> **Your objective**
Return every line of the data below exactly, but do not include the images.

*** Opening of Data supplied ***

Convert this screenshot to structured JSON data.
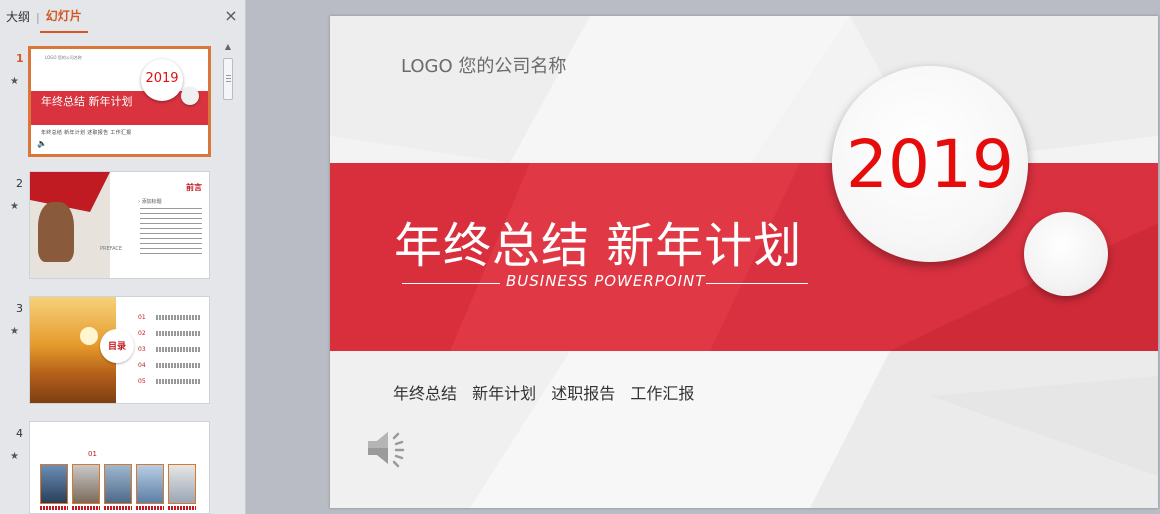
{
  "panel": {
    "tabs": [
      "大纲",
      "幻灯片"
    ],
    "separator": "|",
    "close_glyph": "×"
  },
  "thumbnails": [
    {
      "number": "1",
      "star": "★",
      "logo": "LOGO 您的公司名称",
      "year": "2019",
      "title": "年终总结 新年计划",
      "subtitle": "年终总结 新年计划 述职报告 工作汇报",
      "speaker": "🔈"
    },
    {
      "number": "2",
      "star": "★",
      "badge": "前言",
      "heading": "› 添加标题",
      "preface": "PREFACE"
    },
    {
      "number": "3",
      "star": "★",
      "label": "目录",
      "items": [
        "01",
        "02",
        "03",
        "04",
        "05"
      ]
    },
    {
      "number": "4",
      "star": "★",
      "num": "01"
    }
  ],
  "slide": {
    "logo_text": "LOGO 您的公司名称",
    "year": "2019",
    "title": "年终总结 新年计划",
    "subtitle": "BUSINESS POWERPOINT",
    "tagline": [
      "年终总结",
      "新年计划",
      "述职报告",
      "工作汇报"
    ]
  },
  "colors": {
    "accent": "#dc3341",
    "year_red": "#e60c0c",
    "selection_orange": "#d9773a",
    "tab_active": "#d25a22"
  }
}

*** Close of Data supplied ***

> **Expected output**
Convert this screenshot to structured JSON data.
{
  "panel": {
    "tabs": [
      "大纲",
      "幻灯片"
    ],
    "separator": "|",
    "close_glyph": "×"
  },
  "thumbnails": [
    {
      "number": "1",
      "star": "★",
      "logo": "LOGO 您的公司名称",
      "year": "2019",
      "title": "年终总结 新年计划",
      "subtitle": "年终总结 新年计划 述职报告 工作汇报",
      "speaker": "🔈"
    },
    {
      "number": "2",
      "star": "★",
      "badge": "前言",
      "heading": "› 添加标题",
      "preface": "PREFACE"
    },
    {
      "number": "3",
      "star": "★",
      "label": "目录",
      "items": [
        "01",
        "02",
        "03",
        "04",
        "05"
      ]
    },
    {
      "number": "4",
      "star": "★",
      "num": "01"
    }
  ],
  "slide": {
    "logo_text": "LOGO 您的公司名称",
    "year": "2019",
    "title": "年终总结 新年计划",
    "subtitle": "BUSINESS POWERPOINT",
    "tagline": [
      "年终总结",
      "新年计划",
      "述职报告",
      "工作汇报"
    ]
  },
  "colors": {
    "accent": "#dc3341",
    "year_red": "#e60c0c",
    "selection_orange": "#d9773a",
    "tab_active": "#d25a22"
  }
}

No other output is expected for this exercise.